» **TASK REQUIREMENTS**
Every line below that holds the string "Geräte" must be copied.

TASK INPUT Block Start

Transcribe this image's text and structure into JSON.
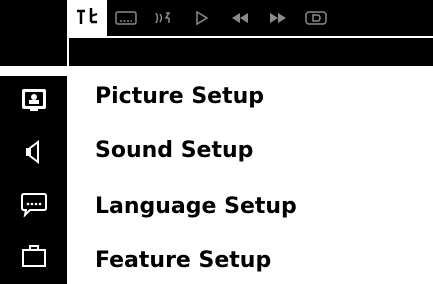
{
  "toolbar": {
    "icons": [
      {
        "name": "settings-icon",
        "active": true
      },
      {
        "name": "subtitle-icon",
        "active": false
      },
      {
        "name": "audio-signal-icon",
        "active": false
      },
      {
        "name": "play-icon",
        "active": false
      },
      {
        "name": "rewind-icon",
        "active": false
      },
      {
        "name": "fast-forward-icon",
        "active": false
      },
      {
        "name": "disc-icon",
        "active": false
      }
    ]
  },
  "menu": {
    "items": [
      {
        "label": "Picture Setup",
        "icon": "picture-setup-icon"
      },
      {
        "label": "Sound Setup",
        "icon": "sound-setup-icon"
      },
      {
        "label": "Language Setup",
        "icon": "language-setup-icon"
      },
      {
        "label": "Feature Setup",
        "icon": "feature-setup-icon"
      }
    ]
  },
  "colors": {
    "background": "#ffffff",
    "panel": "#000000",
    "icon_dim": "#8a8a8a",
    "text": "#000000"
  }
}
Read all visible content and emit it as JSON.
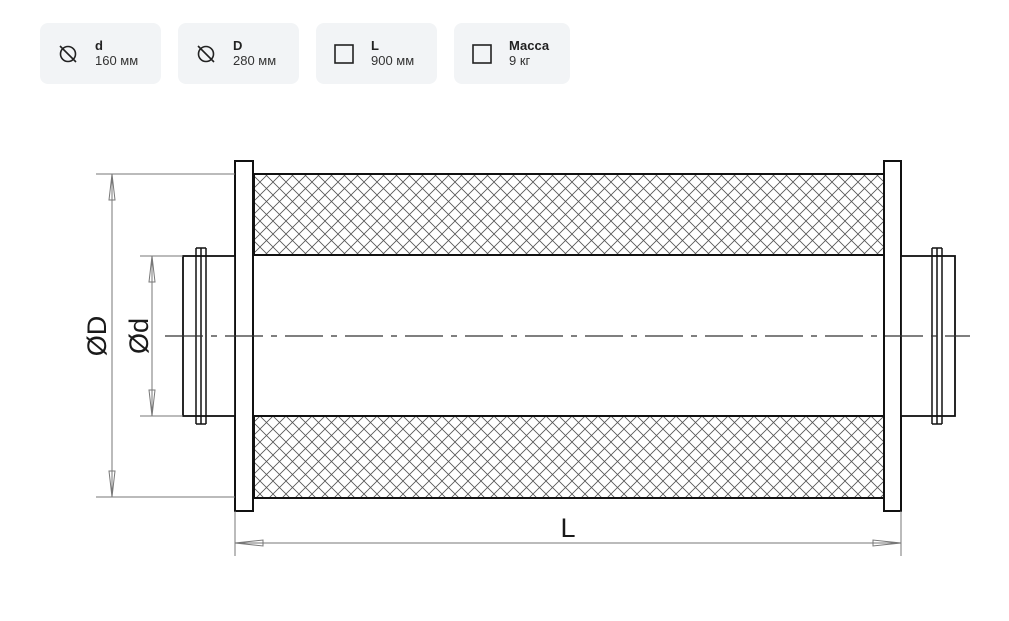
{
  "specs": [
    {
      "icon": "diameter-icon",
      "label": "d",
      "value": "160 мм"
    },
    {
      "icon": "diameter-icon",
      "label": "D",
      "value": "280 мм"
    },
    {
      "icon": "square-icon",
      "label": "L",
      "value": "900 мм"
    },
    {
      "icon": "square-icon",
      "label": "Масса",
      "value": "9 кг"
    }
  ],
  "drawing": {
    "label_outer_diameter": "ØD",
    "label_inner_diameter": "Ød",
    "label_length": "L"
  }
}
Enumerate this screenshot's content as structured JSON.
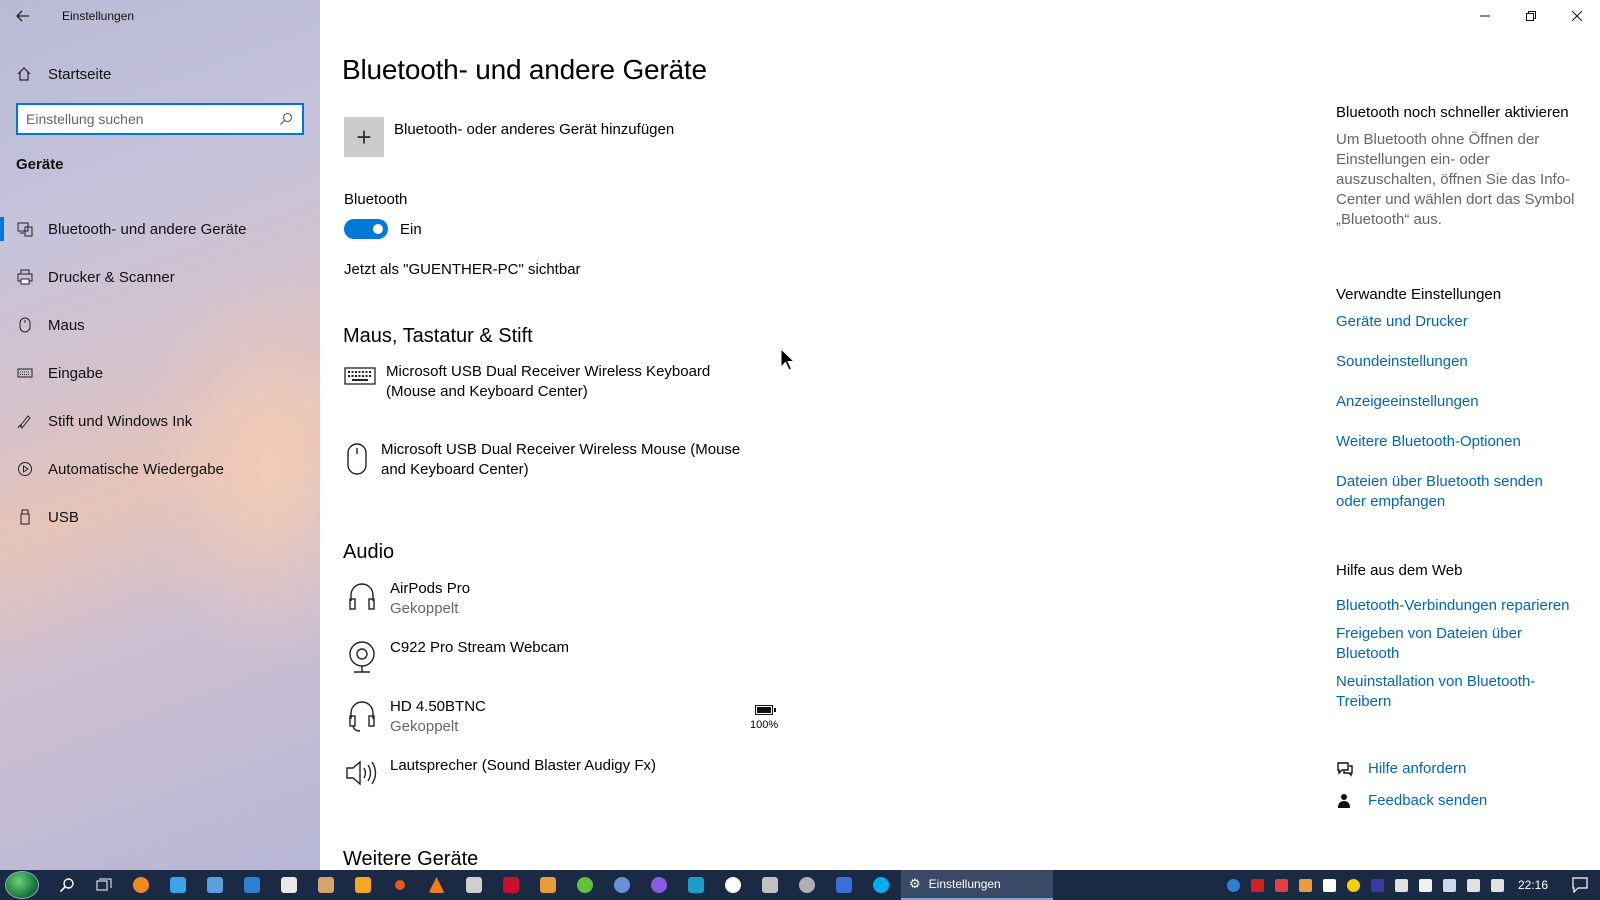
{
  "window": {
    "title": "Einstellungen",
    "back_icon": "arrow-left-icon"
  },
  "sidebar": {
    "home_label": "Startseite",
    "search_placeholder": "Einstellung suchen",
    "section_label": "Geräte",
    "items": [
      {
        "label": "Bluetooth- und andere Geräte",
        "icon": "bluetooth-devices-icon",
        "active": true
      },
      {
        "label": "Drucker & Scanner",
        "icon": "printer-icon",
        "active": false
      },
      {
        "label": "Maus",
        "icon": "mouse-icon",
        "active": false
      },
      {
        "label": "Eingabe",
        "icon": "keyboard-icon",
        "active": false
      },
      {
        "label": "Stift und Windows Ink",
        "icon": "pen-icon",
        "active": false
      },
      {
        "label": "Automatische Wiedergabe",
        "icon": "autoplay-icon",
        "active": false
      },
      {
        "label": "USB",
        "icon": "usb-icon",
        "active": false
      }
    ]
  },
  "main": {
    "title": "Bluetooth- und andere Geräte",
    "add_device_label": "Bluetooth- oder anderes Gerät hinzufügen",
    "bluetooth_label": "Bluetooth",
    "bluetooth_state": "Ein",
    "bluetooth_on": true,
    "visible_as": "Jetzt als \"GUENTHER-PC\" sichtbar",
    "sections": {
      "input_heading": "Maus, Tastatur & Stift",
      "audio_heading": "Audio",
      "other_heading": "Weitere Geräte"
    },
    "input_devices": [
      {
        "name": "Microsoft USB Dual Receiver Wireless Keyboard (Mouse and Keyboard Center)",
        "icon": "keyboard-icon"
      },
      {
        "name": "Microsoft USB Dual Receiver Wireless Mouse (Mouse and Keyboard Center)",
        "icon": "mouse-icon"
      }
    ],
    "audio_devices": [
      {
        "name": "AirPods Pro",
        "status": "Gekoppelt",
        "icon": "headphones-icon"
      },
      {
        "name": "C922 Pro Stream Webcam",
        "status": "",
        "icon": "webcam-icon"
      },
      {
        "name": "HD 4.50BTNC",
        "status": "Gekoppelt",
        "icon": "headset-icon",
        "battery": "100%"
      },
      {
        "name": "Lautsprecher (Sound Blaster Audigy Fx)",
        "status": "",
        "icon": "speaker-icon"
      }
    ]
  },
  "aside": {
    "quick_heading": "Bluetooth noch schneller aktivieren",
    "quick_text": "Um Bluetooth ohne Öffnen der Einstellungen ein- oder auszuschalten, öffnen Sie das Info-Center und wählen dort das Symbol „Bluetooth“ aus.",
    "related_heading": "Verwandte Einstellungen",
    "related_links": [
      "Geräte und Drucker",
      "Soundeinstellungen",
      "Anzeigeeinstellungen",
      "Weitere Bluetooth-Optionen",
      "Dateien über Bluetooth senden oder empfangen"
    ],
    "web_help_heading": "Hilfe aus dem Web",
    "web_links": [
      "Bluetooth-Verbindungen reparieren",
      "Freigeben von Dateien über Bluetooth",
      "Neuinstallation von Bluetooth-Treibern"
    ],
    "get_help": "Hilfe anfordern",
    "feedback": "Feedback senden"
  },
  "taskbar": {
    "active_app": "Einstellungen",
    "clock": "22:16"
  },
  "colors": {
    "accent": "#0078d7",
    "link": "#0067b8",
    "taskbar": "#1a2a44"
  }
}
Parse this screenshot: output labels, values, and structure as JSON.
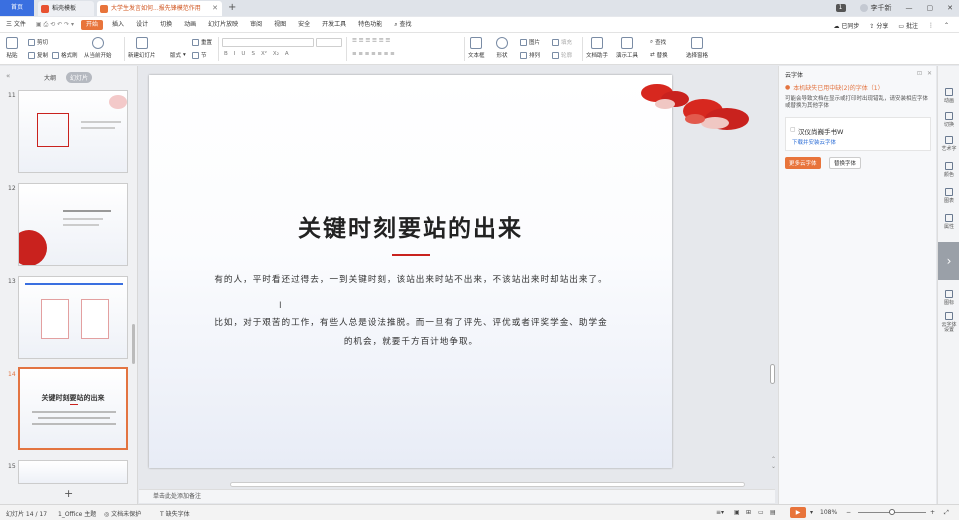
{
  "tabs": {
    "home": "首页",
    "docer": "稻壳模板",
    "ppt": "大学生发言如何...报先锋模范作用"
  },
  "window": {
    "badge": "1",
    "user": "李千新"
  },
  "menu": {
    "file": "三 文件",
    "items": [
      "开始",
      "插入",
      "设计",
      "切换",
      "动画",
      "幻灯片放映",
      "审阅",
      "视图",
      "安全",
      "开发工具",
      "特色功能"
    ],
    "search": "查找",
    "right": [
      "已同步",
      "分享",
      "批注"
    ]
  },
  "ribbon": {
    "paste": "粘贴",
    "cut": "剪切",
    "copy": "复制",
    "format_painter": "格式刷",
    "from_current": "从当前开始",
    "new_slide": "新建幻灯片",
    "layout": "版式",
    "section": "节",
    "reset": "重置",
    "font_tools": [
      "B",
      "I",
      "U",
      "S",
      "X²",
      "X₂",
      "A"
    ],
    "shape_group": [
      "图片",
      "填充",
      "排列",
      "轮廓"
    ],
    "textbox": "文本框",
    "shape": "形状",
    "wenda": "文档助手",
    "presentation_tools": "演示工具",
    "find": "查找",
    "replace": "替换",
    "select_pane": "选择窗格"
  },
  "left_panel": {
    "tab_outline": "大纲",
    "tab_slides": "幻灯片",
    "slides": [
      {
        "num": "11",
        "title": "平时看还过得去"
      },
      {
        "num": "12",
        "title": "比如，对于艰苦的工作"
      },
      {
        "num": "13",
        "title": ""
      },
      {
        "num": "14",
        "title": "关键时刻要站的出来"
      },
      {
        "num": "15",
        "title": ""
      }
    ]
  },
  "slide": {
    "title": "关键时刻要站的出来",
    "para1": "有的人，平时看还过得去，一到关键时刻，该站出来时站不出来，不该站出来时却站出来了。",
    "para2": "比如，对于艰苦的工作，有些人总是设法推脱。而一旦有了评先、评优或者评奖学金、助学金的机会，就要千方百计地争取。"
  },
  "notes": "单击此处添加备注",
  "right_panel": {
    "title": "云字体",
    "warning": "本机缺失已用中缺(2)的字体（1）",
    "desc": "可能会导致文档在显示或打印时出现错乱，请安装相应字体或替换为其他字体",
    "font": "汉仪尚巍手书W",
    "link": "下载并安装云字体",
    "btn_more": "更多云字体",
    "btn_replace": "替换字体"
  },
  "side_tools": [
    "动画",
    "切换",
    "艺术字",
    "颜色",
    "图表",
    "属性",
    "图标",
    "云字体",
    "设置"
  ],
  "status": {
    "slide_count": "幻灯片 14 / 17",
    "theme": "1_Office 主题",
    "backup": "文档未保护",
    "missing": "缺失字体",
    "zoom": "108%"
  },
  "colors": {
    "accent": "#e8743b",
    "title_red": "#c9221e",
    "home_blue": "#3a6fe0"
  }
}
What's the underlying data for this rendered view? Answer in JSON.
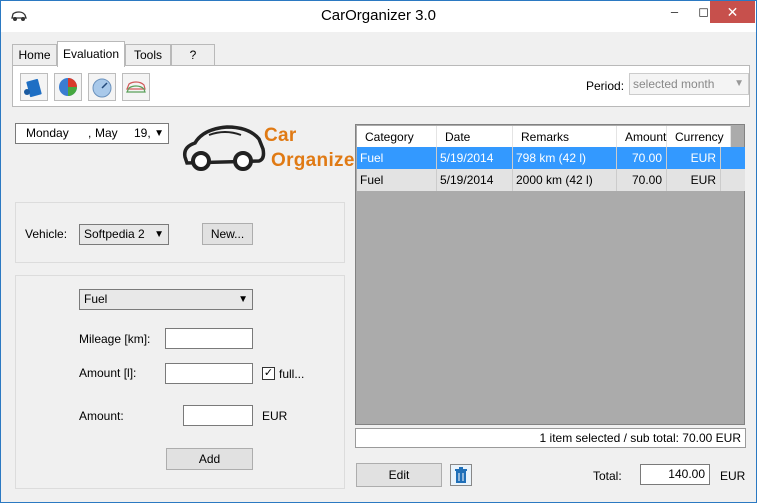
{
  "window": {
    "title": "CarOrganizer 3.0"
  },
  "tabs": [
    {
      "label": "Home"
    },
    {
      "label": "Evaluation"
    },
    {
      "label": "Tools"
    },
    {
      "label": "?"
    }
  ],
  "toolbar": {
    "icons": [
      "fuel-icon",
      "pie-chart-icon",
      "speedometer-icon",
      "car-compare-icon"
    ],
    "period_label": "Period:",
    "period_value": "selected month"
  },
  "date": {
    "day_name": "Monday",
    "sep": ",",
    "month": "May",
    "day": "19,",
    "dropdown_icon": "chevron-down-icon"
  },
  "logo": {
    "line1": "Car",
    "line2": "Organizer"
  },
  "vehicle": {
    "label": "Vehicle:",
    "value": "Softpedia 2",
    "new_button": "New..."
  },
  "entry": {
    "category": "Fuel",
    "mileage_label": "Mileage [km]:",
    "mileage_value": "",
    "amount_l_label": "Amount [l]:",
    "amount_l_value": "",
    "full_label": "full...",
    "full_checked": true,
    "amount_label": "Amount:",
    "amount_value": "",
    "currency": "EUR",
    "add_button": "Add"
  },
  "table": {
    "columns": [
      "Category",
      "Date",
      "Remarks",
      "Amount",
      "Currency"
    ],
    "rows": [
      {
        "category": "Fuel",
        "date": "5/19/2014",
        "remarks": "798 km (42 l)",
        "amount": "70.00",
        "currency": "EUR",
        "selected": true
      },
      {
        "category": "Fuel",
        "date": "5/19/2014",
        "remarks": "2000 km (42 l)",
        "amount": "70.00",
        "currency": "EUR",
        "selected": false
      }
    ]
  },
  "status": {
    "text": "1 item selected   /  sub total: 70.00 EUR"
  },
  "footer": {
    "edit_button": "Edit",
    "total_label": "Total:",
    "total_value": "140.00",
    "currency": "EUR"
  }
}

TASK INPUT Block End

» **ANSWER BOX**
    "section_label": "Geräte",
        "label": "Bluetooth- und andere Geräte",
    "title": "Bluetooth- und andere Geräte",
      "other_heading": "Weitere Geräte"
      "Geräte und Drucker",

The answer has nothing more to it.